Why not cut with chains? Agricultural tires work well on grass, but they don't work well without chains on snow. It looks like you want to save a dollar. The disadvantage of running on a chain all year round is that driving quality will suffer. In addition to checking inflation pressure, get in the habit of performing a regular visual inspection of your tires.
The arrival of winter weather presents a series of new challenges for small-scale owners and amateur farmers who are serious about getting the most out of their compact tractors. R-4 tires are found on many compact tractors because they offer a good balance between hard and soft service performance, however, they are not the best choice for snow removal. Evaluating your tractor tires before the season is a critical step in achieving a successful winter, but so is maintaining them throughout the season. Another option for compact tractor owners, whether they need new tires or not, is to switch to a more suitable tire for snow removal.
I will say that current winter tires, such as the Bridgestone Blizzak or the Firestone WinterForce, really improve traction, especially the Blizzaks, even on ice with their very soft rubber on the tread. You don't want to wait for that big snowstorm to arrive to discover that your tractor doesn't have enough traction to dig, push, or pull you out of the snow. If you're coming to the end of the tread on your tires or have tires with a skewed construction or with an incorrect design, now is the time to invest in new ones. Tires are what connect a tractor to the ground and play a fundamental role in the way the tractor is hooked up.

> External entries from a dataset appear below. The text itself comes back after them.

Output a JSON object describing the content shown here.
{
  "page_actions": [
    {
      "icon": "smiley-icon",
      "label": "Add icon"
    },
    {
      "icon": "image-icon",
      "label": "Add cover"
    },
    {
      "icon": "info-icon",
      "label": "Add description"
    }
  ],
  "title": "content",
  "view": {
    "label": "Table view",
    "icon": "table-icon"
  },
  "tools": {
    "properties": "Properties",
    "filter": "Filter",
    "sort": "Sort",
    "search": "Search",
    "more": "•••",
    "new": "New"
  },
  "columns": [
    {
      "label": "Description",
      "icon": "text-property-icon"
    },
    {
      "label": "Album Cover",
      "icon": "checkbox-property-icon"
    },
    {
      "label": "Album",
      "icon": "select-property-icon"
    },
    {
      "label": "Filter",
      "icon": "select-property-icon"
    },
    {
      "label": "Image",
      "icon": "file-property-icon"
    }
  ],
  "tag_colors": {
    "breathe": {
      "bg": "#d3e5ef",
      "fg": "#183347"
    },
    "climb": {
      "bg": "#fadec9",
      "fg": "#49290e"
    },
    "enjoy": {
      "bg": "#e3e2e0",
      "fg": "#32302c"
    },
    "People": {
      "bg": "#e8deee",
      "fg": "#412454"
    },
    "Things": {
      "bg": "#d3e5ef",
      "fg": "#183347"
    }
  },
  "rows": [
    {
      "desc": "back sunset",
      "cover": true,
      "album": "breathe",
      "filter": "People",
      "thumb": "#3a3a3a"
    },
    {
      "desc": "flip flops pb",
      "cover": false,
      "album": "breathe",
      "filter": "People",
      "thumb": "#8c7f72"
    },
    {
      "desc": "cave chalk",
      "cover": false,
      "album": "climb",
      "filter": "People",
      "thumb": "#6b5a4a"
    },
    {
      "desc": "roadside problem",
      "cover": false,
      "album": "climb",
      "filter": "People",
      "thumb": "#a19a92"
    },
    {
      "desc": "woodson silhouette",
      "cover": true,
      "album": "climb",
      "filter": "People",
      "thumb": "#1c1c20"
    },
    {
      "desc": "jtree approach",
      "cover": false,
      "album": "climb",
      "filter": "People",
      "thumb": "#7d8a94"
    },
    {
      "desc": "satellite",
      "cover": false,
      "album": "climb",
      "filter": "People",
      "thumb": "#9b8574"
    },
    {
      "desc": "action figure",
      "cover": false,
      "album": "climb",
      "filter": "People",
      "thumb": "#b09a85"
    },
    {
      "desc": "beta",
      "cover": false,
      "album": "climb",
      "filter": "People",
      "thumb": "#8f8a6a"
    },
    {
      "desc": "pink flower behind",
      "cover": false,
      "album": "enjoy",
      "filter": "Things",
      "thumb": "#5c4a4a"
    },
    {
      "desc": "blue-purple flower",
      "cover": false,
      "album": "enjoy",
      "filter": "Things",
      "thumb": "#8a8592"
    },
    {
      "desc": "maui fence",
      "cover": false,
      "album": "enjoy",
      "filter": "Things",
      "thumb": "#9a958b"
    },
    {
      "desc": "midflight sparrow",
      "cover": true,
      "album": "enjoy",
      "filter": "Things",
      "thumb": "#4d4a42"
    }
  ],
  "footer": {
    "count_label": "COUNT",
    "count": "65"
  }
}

Most compact tractors are equipped with R-4 (industrial) tires, which feature traditional tread patterns with bar-like lugs. Because inflation plays such an important role in the performance, lifespan and total cost of ownership of a tire, it's critical to operate it with the correct pressure for the weight applied to the tractor and the speed at which it will travel. Before the scales start flying, make sure the machine's tires have sufficient tread to provide adequate traction in winter conditions, such as snow, sleet, and ice. My friend, who has experience with everything related to tractors, told me that he expected agricultural tires to be useless in any layer of hard snow or ice.